On February 24th 1793 the National Convention passed the Levee des 300,000 hommes or ‘Conscription of 300,000 men’, a response to the worsening state of the war. This decree was a pivotal factor in tipping the Vendee into a state of counter-revolution:
“The National Convention decrees to all Frenchmen that the united tyrants of Europe threaten liberty. As a consequence, it decrees:
Article 1. That all French citizens, from the age of 18 to 40 years, unmarried or widowed without children, are in a state of permanent conscription until such time as the full complement of recruitment of 300,000 men, decreed below…
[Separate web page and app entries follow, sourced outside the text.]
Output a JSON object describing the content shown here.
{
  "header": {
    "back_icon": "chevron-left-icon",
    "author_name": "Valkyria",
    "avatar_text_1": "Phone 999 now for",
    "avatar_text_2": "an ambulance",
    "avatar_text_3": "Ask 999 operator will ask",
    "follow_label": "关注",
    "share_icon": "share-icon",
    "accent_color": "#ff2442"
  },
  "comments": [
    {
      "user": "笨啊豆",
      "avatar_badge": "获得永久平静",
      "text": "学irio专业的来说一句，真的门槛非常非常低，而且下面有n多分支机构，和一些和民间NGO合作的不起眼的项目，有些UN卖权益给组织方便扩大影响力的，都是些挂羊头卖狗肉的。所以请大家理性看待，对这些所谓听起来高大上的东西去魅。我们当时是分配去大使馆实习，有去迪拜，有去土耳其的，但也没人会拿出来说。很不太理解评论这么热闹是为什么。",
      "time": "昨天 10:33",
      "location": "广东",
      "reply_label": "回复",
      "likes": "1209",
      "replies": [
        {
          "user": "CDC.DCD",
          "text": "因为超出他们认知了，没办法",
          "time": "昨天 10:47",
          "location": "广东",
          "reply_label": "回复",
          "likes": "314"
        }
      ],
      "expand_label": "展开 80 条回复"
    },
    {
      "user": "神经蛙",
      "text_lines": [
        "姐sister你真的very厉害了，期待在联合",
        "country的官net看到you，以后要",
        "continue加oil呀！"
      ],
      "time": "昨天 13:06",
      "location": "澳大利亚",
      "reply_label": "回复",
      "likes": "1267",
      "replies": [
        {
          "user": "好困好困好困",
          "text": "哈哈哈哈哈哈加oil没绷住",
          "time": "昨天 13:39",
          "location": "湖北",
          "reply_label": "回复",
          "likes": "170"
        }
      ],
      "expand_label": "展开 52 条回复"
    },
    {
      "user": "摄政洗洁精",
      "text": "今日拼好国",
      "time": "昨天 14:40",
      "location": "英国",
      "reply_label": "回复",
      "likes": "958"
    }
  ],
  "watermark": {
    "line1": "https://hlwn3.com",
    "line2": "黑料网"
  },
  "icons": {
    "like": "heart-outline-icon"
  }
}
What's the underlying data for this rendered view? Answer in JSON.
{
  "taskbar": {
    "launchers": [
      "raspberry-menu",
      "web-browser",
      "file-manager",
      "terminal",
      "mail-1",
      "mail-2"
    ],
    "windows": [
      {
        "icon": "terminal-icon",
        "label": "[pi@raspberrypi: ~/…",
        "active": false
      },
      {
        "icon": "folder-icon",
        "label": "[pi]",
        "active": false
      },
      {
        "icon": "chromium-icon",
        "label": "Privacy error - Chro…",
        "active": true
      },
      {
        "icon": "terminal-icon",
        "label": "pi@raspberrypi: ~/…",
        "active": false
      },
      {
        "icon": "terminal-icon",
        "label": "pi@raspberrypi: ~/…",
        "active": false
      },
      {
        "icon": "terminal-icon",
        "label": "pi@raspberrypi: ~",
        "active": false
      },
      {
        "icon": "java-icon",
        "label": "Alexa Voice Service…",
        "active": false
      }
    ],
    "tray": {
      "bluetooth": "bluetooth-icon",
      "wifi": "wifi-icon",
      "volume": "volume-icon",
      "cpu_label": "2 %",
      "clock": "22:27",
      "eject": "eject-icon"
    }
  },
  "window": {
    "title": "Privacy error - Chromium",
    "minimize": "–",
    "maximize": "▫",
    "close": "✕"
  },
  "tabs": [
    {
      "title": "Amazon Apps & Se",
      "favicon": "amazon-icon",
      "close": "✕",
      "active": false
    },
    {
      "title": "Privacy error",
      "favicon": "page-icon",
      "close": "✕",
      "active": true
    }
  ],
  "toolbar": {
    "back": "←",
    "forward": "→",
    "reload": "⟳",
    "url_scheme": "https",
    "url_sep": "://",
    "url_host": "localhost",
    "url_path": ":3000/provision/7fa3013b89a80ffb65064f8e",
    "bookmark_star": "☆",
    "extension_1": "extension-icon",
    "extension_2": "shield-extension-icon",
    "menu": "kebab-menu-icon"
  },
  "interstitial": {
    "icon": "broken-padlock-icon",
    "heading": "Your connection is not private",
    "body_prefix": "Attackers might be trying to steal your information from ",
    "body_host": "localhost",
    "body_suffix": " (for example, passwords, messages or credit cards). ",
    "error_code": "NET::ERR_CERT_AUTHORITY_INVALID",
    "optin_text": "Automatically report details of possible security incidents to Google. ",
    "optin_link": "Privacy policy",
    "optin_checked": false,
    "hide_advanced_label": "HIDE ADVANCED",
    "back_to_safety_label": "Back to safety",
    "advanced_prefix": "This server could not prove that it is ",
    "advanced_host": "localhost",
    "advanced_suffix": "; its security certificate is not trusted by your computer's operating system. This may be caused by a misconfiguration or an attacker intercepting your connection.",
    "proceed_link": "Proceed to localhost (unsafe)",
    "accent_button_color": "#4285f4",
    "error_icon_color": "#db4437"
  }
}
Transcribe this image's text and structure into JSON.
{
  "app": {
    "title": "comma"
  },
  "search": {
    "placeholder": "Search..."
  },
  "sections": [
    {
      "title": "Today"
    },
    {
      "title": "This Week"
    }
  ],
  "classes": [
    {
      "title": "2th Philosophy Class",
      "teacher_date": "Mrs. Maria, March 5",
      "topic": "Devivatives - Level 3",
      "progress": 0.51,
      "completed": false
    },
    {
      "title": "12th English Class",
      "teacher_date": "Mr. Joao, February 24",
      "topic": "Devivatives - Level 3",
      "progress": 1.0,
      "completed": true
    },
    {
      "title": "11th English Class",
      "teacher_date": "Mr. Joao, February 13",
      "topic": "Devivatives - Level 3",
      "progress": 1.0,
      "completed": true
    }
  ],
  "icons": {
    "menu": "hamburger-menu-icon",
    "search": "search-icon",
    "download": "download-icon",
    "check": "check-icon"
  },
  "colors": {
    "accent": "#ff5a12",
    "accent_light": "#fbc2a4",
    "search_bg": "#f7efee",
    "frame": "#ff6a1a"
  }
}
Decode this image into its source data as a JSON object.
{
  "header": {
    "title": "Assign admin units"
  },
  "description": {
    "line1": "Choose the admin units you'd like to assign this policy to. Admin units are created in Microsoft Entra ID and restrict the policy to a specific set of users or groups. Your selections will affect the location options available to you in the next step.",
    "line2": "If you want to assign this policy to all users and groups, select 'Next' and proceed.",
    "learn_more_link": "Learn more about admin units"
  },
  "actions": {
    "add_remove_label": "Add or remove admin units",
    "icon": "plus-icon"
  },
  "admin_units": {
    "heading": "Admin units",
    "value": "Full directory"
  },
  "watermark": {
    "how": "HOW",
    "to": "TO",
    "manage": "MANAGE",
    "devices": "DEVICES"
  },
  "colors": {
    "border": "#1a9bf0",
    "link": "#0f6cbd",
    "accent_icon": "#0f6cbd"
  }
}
Law regarding the levying of 300,000 men and on the method to be followed to implement this levy.
Article 1. The National Convention calls on 300,000 men who will, within as short a time as possible, rally to the armies of the Republic…
Any citizen who is called on to march in defence of the fatherland, in conformity with what has been stated in the preceding articles, will be able to have himself replaced by another citizen in a fit condition to bear arms, and aged at least 18…
Article 19. The following are not included in the general call for this levy:
1. Those whose incapacities put them in no state to carry arms.
2. Administrators making up the departmental and district directories…
5. Mayors of communes, municipal officers and public prosecutors.
6. Members of the civil and criminal courts, clerks of court, national commissioners, justices of the peace.
7. District tax collectors.
8. Tax collectors and directors of registration.
9. Workers employed in the manufacture of arms and gunpowder.”